New results contradict a long-held classical theory of crystal nucleation.
May 11, 2020
Scanning tunneling microscopy topography of an oxygen substituting sulfur (left) and sulfur vacancy (right) in tungsten disulfide. Bottom: Corresponding atomically resolved non-contrast atomic force microscopy image.
Linking Properties to Defects in 2D Materials
Scientists reveal oxygen’s hidden talent for filling atomic gap in 2D semiconductors & the surprising role of electron spin in electronic conductivity
May 7, 2020
Scientists created ultrathin porous materials by growing a “corona”-like polymer layer on porous metal-organic framework nanoparticles. Films one particle thick (top) self-assembled into multiple layers that were formed from these nanoparticles.
New Route to Thin Porous Membranes
Scientists create flexible, ultrathin films of nanoparticles using a polymer ‘corona’ approach.
May 7, 2020
Schematic of how hydroxyl radicals (OH)—which can form due to air pollution—can form Criegee intermediates, which then create more OH in a chain reaction that leads to breakdown of molecules in cell membranes (at top of image).
New Mechanism Links Ozone and Disease Resistance
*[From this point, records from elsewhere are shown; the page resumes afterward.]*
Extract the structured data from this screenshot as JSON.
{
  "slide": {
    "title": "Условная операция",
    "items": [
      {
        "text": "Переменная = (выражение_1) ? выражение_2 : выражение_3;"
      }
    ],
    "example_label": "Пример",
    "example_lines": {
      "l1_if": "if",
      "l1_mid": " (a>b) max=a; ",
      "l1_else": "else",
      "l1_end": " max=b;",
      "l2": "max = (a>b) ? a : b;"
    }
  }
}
New finding may help explain why we develop chronic diseases and cancer as we age…and even why food decomposes over time.
May 7, 2020
The circles represent different groups of RNA viruses. The analysis is based on the sequence of RNA-dependent RNA polymerase transcripts found in California annual grassland soil. Known viruses are in pink and newly discovered viruses are in purple.
Soil Viruses: A Rich Reservoir of Diversity
Soils contain a large diversity of unknown RNA viruses that infect fungi and possibly plants and animals.
April 22, 2020
The known analogues of biphenylene are associated with carbon-rich compounds. The new metallabiphenylenes are based on uranium and thorium and appear to be the first of their kind.
Uranium, Thorium Debut in Dual Aromatic-Antiaromatic Molecule
Researchers create novel metallabiphenylene analogues, advancing a key concept in organic chemistry.
April 14, 2020
Researchers developed and tested a new top-launch configuration for injecting microwaves into the plasma in the DIII-D tokamak.
Moving on Up, to the Top for Fusion Power
New approach doubles the current driven by microwave heating at the DIII-D National Fusion Facility.